My dalmatian’sexcited barking alerted me to a silver-green van that had stopped in the driveway. It was November, and our herb shop was closed for the winter. Occasionally, however, someone would ignore the signs and stop anyway, something that generally irritates me and may be the source of my nickname, “the Ozarks Curmudgeon”.
By the time I had put on a jacket and shoes, three women were on the front porch of the shop, pulling on the locked door. Dressed in red-and-white-striped pajamas and long red stocking caps, they looked like truants from a clown college. I walked outside on the porch and yelled, “We aren’t open until spring!”
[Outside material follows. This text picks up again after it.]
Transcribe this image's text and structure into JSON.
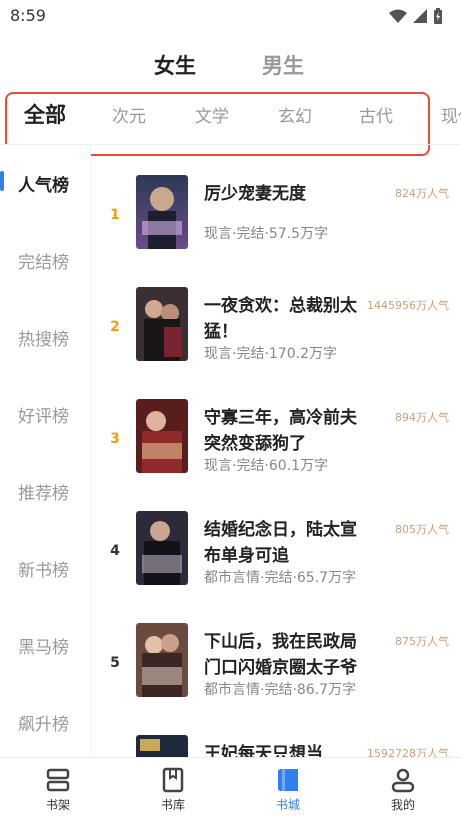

Undaunted, they introduced themselves as the sisters-in-law of my new neighbor, Johnny Cash, and explained their odd outfits as traditional garb for their annual Christmas shopping spree. After I had shown them around the shop and the late fall garden, they invited me over to meet Cash.
Now I can’t claim to be a serious country music fan, but Johnny Cash is different. With him, I felt a connection. During my high school years in the 1960s, my best friend and I often used to drive to the top of the sandstone bluffs overlooking the Osage River. From that point, we could see for miles to the valley beyond, but more important, we could pick up the Grand Ole Opry from Nashville on the radio in my 1951 Chevy. While we sat talking about school, our dreams, and life in general, Johnny Cash would sing to us. His wife, June Carter Cash, also serenaded us on occasion.
I thought of these things as I walked along the curving road leading to the Cash house. Johnny and June were sitting in chairs on the patio that overlooks a clear blue lake. He held out his hand and, in that deep voice I had heard so many times over the radio, said, “Hello, I’m Johnny Cash. I hope you don’t mind neighbors.”
As we sat there on the patio, he’d eat a few bites from a plate of food, talk a little, strum a chord or two on his guitar, then take another bite or two. He seemed quiet, perhaps a little shy. June didn’t seem much different from when she was “Little Junie Carter” on the Nashville show forty years ago: still telling funny stories, laughing, and cutting up with her sisters.
Johnny began stopping by the farm on his daily trips to town for coffee. He liked to buy our fresh eggs and look around the shop. He and I often walked the yard and pasture, looking at my goats, calves, geese, and other farm animals. He told me about the buffalo he had on his Tennessee farm and the ostrich that had kicked him, breaking three ribs and nearly killing him. He told me he enjoyed the peacefulness of my old farmstead and that it reminded him of where he’d grown up.
Little by little, I showed him the herbs I grow. Sometimes I picked a few bunches of culinary herbs for him to take home to his chef; sometimes I sent him home with flowers for June. Other times, I would talk about the medicinal aspects of the herbs in my garden.
One day, Johnny mentioned that he and June were going on a three-month European concert tour and that he was worried that the throat irritation he had developed from constant singing might cause him problems. “What kind of herbal thing do you have for a sore throat?” he asked.
I scanned the shelves, eager to find something to help this man who had given me music and memories. There wasn’t time to make horehound cough drops. I didn’t have a tincture or lozenge in the store for sore throats.
Suddenly, my eye lit on a display of raspberry-thyme vinegar. I remembered that I had been given vinegar and honey for sore throats as a child, and now I gargle with a strong thyme tea whenever I feel the first prickles of a sore throat. Picking up a bottle, I said, “Gargle about a tablespoonful of this before going on stage. I think it will help.”
The next day, the Cashes waved good-bye as they drove past the farm. I didn’t hear from them for months.
On the first day back from the tour, Johnny stopped by. “Have you got any more of that vinegar? I couldn’t have gotten through my tour without it.”
Here’s my recipe:
MAKES 6 CUPS
• 4 cups red raspberries, crushed slightly
• 6 cups cider vinegar
•8 four-inch sprigs of fresh thyme
1. Combine all the ingredients in a glass container with a nonmetallic lid. 2. Shake daily for 2 weeks. 3. Strain the liquid, discarding the thyme and raspberries. 4. Heat the vinegar and stir in 1 tablespoon honey or brown sugar. Pour the vinegar into bottles, seal with corks, and store in the refrigerator. It will keep its full flavor for 6 to 8 months.
Jim Long is an herbalist and the owner of Long Creek Herb Farm in Oak Grove, Arkansas.